The point he tries to make about right-clicking favoring left-handed people doesn't really make sense. He argues that right-handed people dominate the population, and they're more apt to use the left mouse button, since that's where the index finger is. However, Windows 95 helps out left-handed people, because it uses the right mouse button too.

Yes, but not as much as the left button. How often are you going to change your screen resolution?

And why is nobody eating? Everybody's hungry. Food's here. Take a break.

No, instead they talk about Desktop Themes for long enough for Joystick Johnny to come skating in demanding to fill his video game fix. Boris and Chip are employees of Microsoft, and Jeff was making a delivery, so it's understood why they have access to this office even though they may be abusing the privilege. Joystick Johnny, however, has absolutely no reason to be here except to give everyone a moral dilemma about when it's okay to beat the crap out of a child.

Also, the way they kept saying "Joystick Johnny," I thought his name was "Joyce DiJonni," which made me think that maybe he was a girl. I don't know, that's an awkward time for kids, a lot of times a boy could pass as a girl with short hair and vice versa.

This miserable wretch, for some reason, is hellbent on challenging someone to play 3D Pinball, a new game featured on Microsoft Plus which is noticeably missing one dimension.

By the way, playing Joystick Johnny is Sam Huntington who played Jimmy Olsen in Superman Returns, and was in the sitcom that centered around characters created for a series of insurance ads.

Matthew's stoner friends arrive.

Apparently they live pretty close to the Microsoft office building and they knew exactly where to go in the building. I'd say that they asked a security guard the way to Gates's office, but there clearly aren't any security guards.

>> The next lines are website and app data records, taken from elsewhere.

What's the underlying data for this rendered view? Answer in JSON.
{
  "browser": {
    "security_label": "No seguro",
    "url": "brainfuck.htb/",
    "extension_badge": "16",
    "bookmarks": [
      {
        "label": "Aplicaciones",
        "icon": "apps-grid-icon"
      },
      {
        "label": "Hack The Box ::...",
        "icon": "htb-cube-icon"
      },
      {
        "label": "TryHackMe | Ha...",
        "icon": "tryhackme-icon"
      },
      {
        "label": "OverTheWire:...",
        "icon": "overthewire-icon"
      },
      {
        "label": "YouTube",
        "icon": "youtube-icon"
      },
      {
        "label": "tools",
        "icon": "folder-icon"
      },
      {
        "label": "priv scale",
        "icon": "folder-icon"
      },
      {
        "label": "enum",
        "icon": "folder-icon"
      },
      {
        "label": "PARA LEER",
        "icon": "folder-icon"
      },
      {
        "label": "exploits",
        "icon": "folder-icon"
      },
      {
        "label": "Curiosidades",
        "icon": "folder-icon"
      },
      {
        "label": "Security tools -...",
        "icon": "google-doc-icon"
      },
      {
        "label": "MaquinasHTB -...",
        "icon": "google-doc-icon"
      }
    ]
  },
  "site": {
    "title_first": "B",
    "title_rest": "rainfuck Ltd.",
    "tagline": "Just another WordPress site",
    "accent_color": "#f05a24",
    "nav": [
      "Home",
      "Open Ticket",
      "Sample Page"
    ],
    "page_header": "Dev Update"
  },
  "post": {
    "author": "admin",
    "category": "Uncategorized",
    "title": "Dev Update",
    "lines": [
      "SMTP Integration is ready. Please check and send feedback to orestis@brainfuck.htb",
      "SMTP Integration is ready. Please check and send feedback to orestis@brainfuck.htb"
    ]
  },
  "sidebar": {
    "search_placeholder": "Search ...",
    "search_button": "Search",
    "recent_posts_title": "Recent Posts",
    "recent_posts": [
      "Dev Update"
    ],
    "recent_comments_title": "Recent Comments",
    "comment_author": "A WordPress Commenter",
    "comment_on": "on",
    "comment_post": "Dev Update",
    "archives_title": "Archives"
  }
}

Bernice browbeats the stoners right away and says, "Uhh, not that you were invited..." She should know that they were invited. She was standing right there when Matthew wrote the e-mail inviting them. Maybe the dialogue is making her dumber which is causing memory lapses. You know who wasn't invited? Joystick Johnny.

The music video that was brought on CD-ROM, which easily plays on Windows 95, is a big hit.

It's so good that it inspires Jennifer to push the red button on Gates's desk that she was told never to push.

Naturally, this causes everyone in the room, except for the people who are behind the desk, to be imprisoned in to Gates's monitor as if it were some kind of Phantom Zone. This leads me to ask several questions.

What exactly did Gates use this button for?
Is this why security is so lax in the Microsoft building?
Everyone there knows that if they try to take trade secrets elsewhere, they'd get sucked into the monitor?
Wouldn't someone with a button that sucks people into their computer monitor use it on people like the irritating Chinese food delivery guy and the kid who comes by to demand video games?
Wouldn't Gates want to keep a button like that secret and not lying there on his desk next to his printer that he wasn't using?
Gates leaves his door open even when he's out, yet no one has stolen or dismantled the button?
Is a device like that even legal?
How do people get out of the monitor?
Why did anyone agree to pay money to create a sitcom about the Geico cavemen?
Did fellow cast members really refer to her as "Jen?"
Did they really call him "Matty?"
What is Matty doing hanging out with people like the people in that awful band?
Why do adults' fear of Joystick Johnny go beyond concern of being annoyed?
The restaurant that employees Jeff Lee is perfectly okay with him leaving for a long time for just one delivery?
Why does Boris put up with the fat jokes?
Why is Bernice, the loyal assistant, put in charge of showing Matty and Jen the ins and outs of Windows 95?
Isn't Bernice pinching Boris's cheek after he squeegees the monitor from the inside some form of workplace harassment?
What kind of cybersitcom about Windows 95 doesn't mention Minesweeper?
There's no better way to say it than "two of television's hottest comedy personalities?"
This cybersitcom isn't something I should invest too much mental energy on, is it?

Strangely enough, these are the 20 Most Asked Questions referred to in the beginning of the video. This begs a 21st question. Was this before the phrase "Frequently Asked Questions?"

No comments: